WINSTON: That’s right – he was shot in the pursuit of Mixon, and he fired the shots that fatally wounded that suspect. But, at the same time, there were problems found by an independent review board in the wake of the Mixon tragedy, which identify key decisions that Gonzalez made – such as the one to go back into the apartment after one of the his sergeants had already been shot – as not the best decision to have made at the time.
BABA: So now we’re five years on from Copley, and complaints against officers since then are confidential. How would we find out about the behavior of other officers hired since then?

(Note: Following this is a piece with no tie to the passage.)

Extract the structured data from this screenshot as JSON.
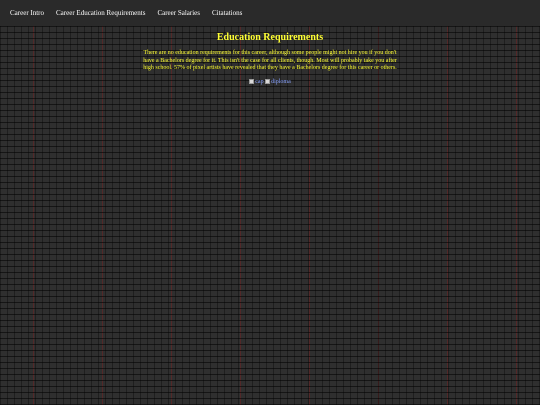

WINSTON: The route through the independent watchdog is closed; the CPRB can’t release their records on individual officers anymore. But you can file civil lawsuits, or look up an officer’s name in civil courts, to see whether he’s been accused of misconduct. However, civil lawsuits are costly. Garry King Jr.’s family settled for $1.5 million with the City of Oakland, as a result of their wrongful death suit against the city and Officer Gonzalez. And just recently, the family of Derrick Jones, a 37-year-old barber who was shot and killed by two officers last November, filed a $10 million claim against the city of Oakland.
BABA: How can disciplinary documents be made public? Is there a way to reverse Copley? Should it be reversed?
WINSTON: Some legislators did think so, right after the decision was handed down – and in 2007, they attempted to pass a bill that would’ve rolled back the exemptions on releasing individual officer complaints from the civilian review boards. But that failed in the legislature, and there hasn’t been another attempt to do so since.
The police unions and the prison guard unions view this decision as a major victory. They fought long and hard against civilian review and they’re determined to hold onto it.